(Data excerpts)
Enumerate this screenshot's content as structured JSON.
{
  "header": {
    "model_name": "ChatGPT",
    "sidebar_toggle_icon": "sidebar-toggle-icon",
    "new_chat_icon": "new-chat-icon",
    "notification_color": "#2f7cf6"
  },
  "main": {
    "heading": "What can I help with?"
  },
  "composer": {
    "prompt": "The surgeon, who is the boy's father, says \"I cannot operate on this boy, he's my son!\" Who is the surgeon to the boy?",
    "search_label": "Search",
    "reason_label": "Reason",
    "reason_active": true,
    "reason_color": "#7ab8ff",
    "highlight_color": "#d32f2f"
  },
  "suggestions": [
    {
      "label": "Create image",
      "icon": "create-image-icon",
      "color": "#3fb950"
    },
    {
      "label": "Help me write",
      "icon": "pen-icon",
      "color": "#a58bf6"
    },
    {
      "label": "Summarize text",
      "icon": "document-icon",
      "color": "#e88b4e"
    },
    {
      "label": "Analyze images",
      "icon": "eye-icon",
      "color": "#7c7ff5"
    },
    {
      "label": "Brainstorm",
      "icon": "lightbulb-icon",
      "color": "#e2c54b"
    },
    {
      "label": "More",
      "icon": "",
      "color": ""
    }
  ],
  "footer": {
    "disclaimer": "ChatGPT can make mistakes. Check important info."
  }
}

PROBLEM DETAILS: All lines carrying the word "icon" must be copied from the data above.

ANSWER SPACE:
    "sidebar_toggle_icon": "sidebar-toggle-icon",
    "new_chat_icon": "new-chat-icon",
      "icon": "create-image-icon",
      "icon": "pen-icon",
      "icon": "document-icon",
      "icon": "eye-icon",
      "icon": "lightbulb-icon",
      "icon": "",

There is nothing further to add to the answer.